> [Try it]: Some lines in the listing below may include the string "label". How many are there? Give only the number.

> [Records for this task]:
* * * * * * *
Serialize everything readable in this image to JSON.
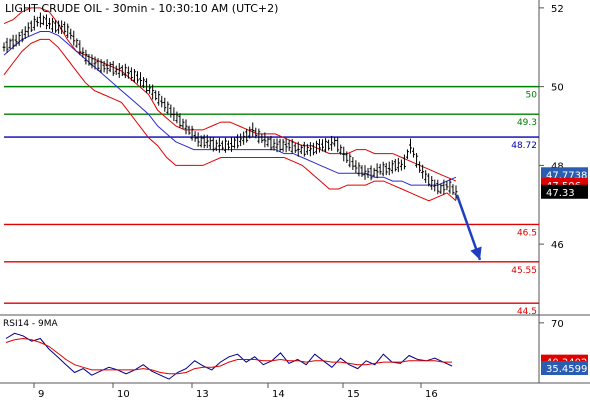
{
  "chart_data": [
    {
      "type": "candlestick",
      "title": "LIGHT CRUDE OIL - 30min - 10:30:10 AM (UTC+2)",
      "x_ticks": [
        "9",
        "10",
        "13",
        "14",
        "15",
        "16"
      ],
      "y_ticks": [
        52,
        50,
        48,
        46
      ],
      "ylim": [
        44.2,
        52.2
      ],
      "grid": false,
      "levels": [
        {
          "value": 50.0,
          "label": "50",
          "color": "#008000"
        },
        {
          "value": 49.3,
          "label": "49.3",
          "color": "#008000"
        },
        {
          "value": 48.72,
          "label": "48.72",
          "color": "#0000b0"
        },
        {
          "value": 46.5,
          "label": "46.5",
          "color": "#e00000"
        },
        {
          "value": 45.55,
          "label": "45.55",
          "color": "#e00000"
        },
        {
          "value": 44.5,
          "label": "44.5",
          "color": "#e00000"
        }
      ],
      "price_tags": [
        {
          "value": 47.7738,
          "label": "47.7738",
          "color": "#2a5db0"
        },
        {
          "value": 47.506,
          "label": "47.506",
          "color": "#e00000"
        },
        {
          "value": 47.33,
          "label": "47.33",
          "color": "#000000"
        }
      ],
      "forecast_arrow": {
        "from": 47.25,
        "to": 45.6,
        "color": "#1f3fbf"
      },
      "price_series": [
        51.0,
        51.1,
        51.2,
        51.4,
        51.6,
        51.7,
        51.6,
        51.5,
        51.5,
        51.3,
        51.0,
        50.7,
        50.6,
        50.5,
        50.5,
        50.4,
        50.4,
        50.3,
        50.2,
        50.0,
        49.8,
        49.6,
        49.4,
        49.2,
        49.0,
        48.8,
        48.6,
        48.6,
        48.5,
        48.5,
        48.5,
        48.6,
        48.7,
        48.9,
        48.7,
        48.6,
        48.5,
        48.5,
        48.5,
        48.4,
        48.4,
        48.4,
        48.5,
        48.5,
        48.6,
        48.3,
        48.1,
        47.9,
        47.8,
        47.8,
        47.9,
        47.9,
        48.0,
        48.0,
        48.5,
        48.0,
        47.7,
        47.5,
        47.4,
        47.5,
        47.3
      ],
      "bollinger_upper": [
        51.6,
        51.7,
        51.9,
        52.0,
        52.0,
        51.9,
        51.6,
        51.2,
        50.9,
        50.8,
        50.7,
        50.6,
        50.5,
        50.4,
        50.2,
        50.0,
        49.8,
        49.4,
        49.2,
        49.0,
        48.9,
        48.9,
        48.9,
        49.0,
        49.1,
        49.1,
        49.0,
        48.9,
        48.8,
        48.8,
        48.8,
        48.7,
        48.6,
        48.5,
        48.5,
        48.4,
        48.3,
        48.3,
        48.3,
        48.4,
        48.4,
        48.3,
        48.3,
        48.3,
        48.2,
        48.1,
        48.0,
        47.9,
        47.8,
        47.7,
        47.6
      ],
      "bollinger_lower": [
        50.3,
        50.6,
        50.9,
        51.1,
        51.2,
        51.2,
        51.0,
        50.7,
        50.4,
        50.1,
        49.9,
        49.8,
        49.7,
        49.6,
        49.3,
        49.0,
        48.7,
        48.5,
        48.2,
        48.0,
        48.0,
        48.0,
        48.0,
        48.1,
        48.2,
        48.2,
        48.2,
        48.2,
        48.2,
        48.2,
        48.2,
        48.2,
        48.1,
        48.0,
        47.8,
        47.6,
        47.4,
        47.4,
        47.5,
        47.5,
        47.5,
        47.6,
        47.6,
        47.5,
        47.4,
        47.3,
        47.2,
        47.1,
        47.2,
        47.3,
        47.1
      ],
      "moving_average": [
        50.8,
        51.0,
        51.2,
        51.3,
        51.4,
        51.4,
        51.3,
        51.1,
        50.9,
        50.7,
        50.5,
        50.3,
        50.1,
        49.9,
        49.7,
        49.5,
        49.3,
        49.0,
        48.8,
        48.6,
        48.5,
        48.4,
        48.4,
        48.4,
        48.4,
        48.4,
        48.4,
        48.4,
        48.4,
        48.4,
        48.4,
        48.3,
        48.3,
        48.2,
        48.1,
        48.0,
        47.9,
        47.8,
        47.8,
        47.8,
        47.8,
        47.7,
        47.7,
        47.6,
        47.6,
        47.5,
        47.5,
        47.5,
        47.5,
        47.6,
        47.7
      ]
    },
    {
      "type": "line",
      "title": "RSI14 - 9MA",
      "y_ticks": [
        70
      ],
      "ylim": [
        24,
        76
      ],
      "series": [
        {
          "values": [
            58,
            62,
            60,
            56,
            58,
            50,
            44,
            38,
            32,
            35,
            30,
            33,
            36,
            34,
            31,
            34,
            38,
            33,
            30,
            27,
            32,
            35,
            41,
            37,
            34,
            40,
            44,
            46,
            40,
            44,
            38,
            41,
            47,
            39,
            42,
            38,
            46,
            41,
            36,
            43,
            38,
            35,
            41,
            38,
            46,
            40,
            39,
            45,
            42,
            41,
            43,
            40,
            37
          ],
          "color": "#00008b"
        },
        {
          "values": [
            55,
            57,
            58,
            57,
            55,
            52,
            47,
            42,
            38,
            36,
            34,
            34,
            34,
            34,
            34,
            34,
            35,
            34,
            32,
            31,
            31,
            32,
            35,
            36,
            36,
            37,
            40,
            42,
            42,
            42,
            41,
            41,
            42,
            41,
            41,
            40,
            41,
            41,
            40,
            40,
            39,
            38,
            38,
            39,
            40,
            40,
            40,
            41,
            41,
            41,
            41,
            40,
            40
          ],
          "color": "#e00000"
        }
      ],
      "price_tags": [
        {
          "value": 40.3402,
          "label": "40.3402",
          "color": "#e00000"
        },
        {
          "value": 35.4599,
          "label": "35.4599",
          "color": "#2a5db0"
        }
      ]
    }
  ]
}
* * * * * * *
> [Answer section]: 11